When I got the opportunity to get involved in this project, I don’t think I braced myself for how truly saddening this experience has been. The discussions I have had with other co-researchers and the interviewees themselves about their experiences has been absolutely harrowing.
I spoke to one woman who was 15 at the time of their stop and search experience. Many of the interviews I have lined up are from women who were children when their rights were violated. At times, it was hard for me to ask certain questions regarding their experience, such as asking whether they as children knew their stop and search rights.
I found myself heavily pondering over this reality, we live in a world where we must ask our kids if they know their rights. Why would a child need to know their rights when they should be revising for exams, playing outside and exploring their identities? Why are our children being exposed to this violence and shame? It makes you think whether the police have any decorum and decency, if you’re able to go up to children and assault them, you shouldn’t be allowed to protect us.

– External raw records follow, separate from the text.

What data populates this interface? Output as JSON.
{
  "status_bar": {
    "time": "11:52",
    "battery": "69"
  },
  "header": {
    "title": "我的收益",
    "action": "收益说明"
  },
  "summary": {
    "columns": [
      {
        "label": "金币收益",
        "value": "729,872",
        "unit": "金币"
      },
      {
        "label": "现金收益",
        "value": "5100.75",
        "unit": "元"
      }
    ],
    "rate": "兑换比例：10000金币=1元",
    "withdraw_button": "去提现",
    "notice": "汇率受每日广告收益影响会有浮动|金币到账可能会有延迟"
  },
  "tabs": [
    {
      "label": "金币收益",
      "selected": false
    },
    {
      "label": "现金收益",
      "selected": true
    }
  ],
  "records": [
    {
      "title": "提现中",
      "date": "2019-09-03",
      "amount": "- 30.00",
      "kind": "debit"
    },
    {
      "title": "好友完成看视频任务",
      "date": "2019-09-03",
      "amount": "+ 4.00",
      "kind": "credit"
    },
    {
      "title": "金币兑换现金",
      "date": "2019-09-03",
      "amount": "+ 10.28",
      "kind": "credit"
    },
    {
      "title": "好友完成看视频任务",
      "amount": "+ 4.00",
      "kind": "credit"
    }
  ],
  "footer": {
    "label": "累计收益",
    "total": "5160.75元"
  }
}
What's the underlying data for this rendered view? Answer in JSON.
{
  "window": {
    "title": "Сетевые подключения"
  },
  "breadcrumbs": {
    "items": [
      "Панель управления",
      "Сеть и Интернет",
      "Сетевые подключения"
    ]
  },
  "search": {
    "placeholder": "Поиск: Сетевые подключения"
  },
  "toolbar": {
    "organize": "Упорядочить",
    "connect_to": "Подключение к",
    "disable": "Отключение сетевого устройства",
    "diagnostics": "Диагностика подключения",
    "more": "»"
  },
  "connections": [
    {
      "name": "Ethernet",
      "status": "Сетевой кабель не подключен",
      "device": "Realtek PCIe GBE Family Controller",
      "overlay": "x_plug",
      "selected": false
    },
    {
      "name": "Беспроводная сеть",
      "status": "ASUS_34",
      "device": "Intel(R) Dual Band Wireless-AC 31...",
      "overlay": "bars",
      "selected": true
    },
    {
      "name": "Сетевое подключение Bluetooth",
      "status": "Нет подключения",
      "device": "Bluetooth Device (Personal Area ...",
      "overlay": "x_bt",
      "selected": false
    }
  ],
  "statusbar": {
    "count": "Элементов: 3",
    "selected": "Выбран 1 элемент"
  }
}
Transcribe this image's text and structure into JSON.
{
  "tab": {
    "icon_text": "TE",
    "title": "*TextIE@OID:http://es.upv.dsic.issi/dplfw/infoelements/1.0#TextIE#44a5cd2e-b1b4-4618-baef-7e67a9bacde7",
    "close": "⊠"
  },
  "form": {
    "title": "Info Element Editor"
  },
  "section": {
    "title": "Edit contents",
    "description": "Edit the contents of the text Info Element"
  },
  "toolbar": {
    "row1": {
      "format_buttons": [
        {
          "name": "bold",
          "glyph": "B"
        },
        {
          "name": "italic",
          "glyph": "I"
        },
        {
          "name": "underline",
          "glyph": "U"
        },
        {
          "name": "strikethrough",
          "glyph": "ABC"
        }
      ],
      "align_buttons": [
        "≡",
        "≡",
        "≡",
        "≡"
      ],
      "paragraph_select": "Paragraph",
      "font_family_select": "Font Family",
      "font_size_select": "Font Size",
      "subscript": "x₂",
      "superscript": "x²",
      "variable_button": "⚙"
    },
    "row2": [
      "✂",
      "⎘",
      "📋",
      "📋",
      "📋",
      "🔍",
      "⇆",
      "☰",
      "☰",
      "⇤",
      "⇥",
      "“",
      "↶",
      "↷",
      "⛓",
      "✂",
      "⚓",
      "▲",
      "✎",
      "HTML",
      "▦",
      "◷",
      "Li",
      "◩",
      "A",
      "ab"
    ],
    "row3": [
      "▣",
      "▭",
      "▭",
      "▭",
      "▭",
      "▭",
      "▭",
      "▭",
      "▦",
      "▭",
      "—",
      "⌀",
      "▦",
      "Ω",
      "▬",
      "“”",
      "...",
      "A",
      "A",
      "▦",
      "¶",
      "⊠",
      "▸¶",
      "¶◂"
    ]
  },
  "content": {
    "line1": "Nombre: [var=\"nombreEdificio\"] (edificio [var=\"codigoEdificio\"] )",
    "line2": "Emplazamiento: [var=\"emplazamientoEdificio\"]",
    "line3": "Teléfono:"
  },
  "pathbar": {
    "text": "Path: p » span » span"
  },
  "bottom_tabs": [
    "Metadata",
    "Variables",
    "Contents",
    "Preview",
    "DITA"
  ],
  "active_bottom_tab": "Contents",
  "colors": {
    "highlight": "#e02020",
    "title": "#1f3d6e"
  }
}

So far, this research has exemplified time and time again that we are not safe. Men and women, specifically people of colour are in grave danger in the UK. Why must Black and Brown children be desensitised to violence which includes stop and search? Why must our children have to witness this? When their best friend Poppy and Alice at school probably haven’t even heard of a stop and search?
Our children have been criminalised from the time they have been given the independence to go and play out by themselves. Yet the police ask, why do we not trust them? How can we trust an organisation who repeatedly target Black and Brown people? How can we trust you when we are deemed a threat, sexualised, belittled, ridiculed, for doing nothing but breathing?
After being in this process, I personally already fear for my kids’ lives and I have no kids. I am 23 years old but these are the anxieties that creep up on me daily, that I could be walking home from university or work and I could be stopped solely due to the colour of my skin.
My personal hope for this research is for the world to realise what the police have done to our kids, our women, our people. They have continued to damage our community with no remorse. We have stats, we have testimonies, enough is enough, these women and girl’s heart-breaking stories need to be heard and I won’t stop till they are.
Image from YES GURL on Pinterest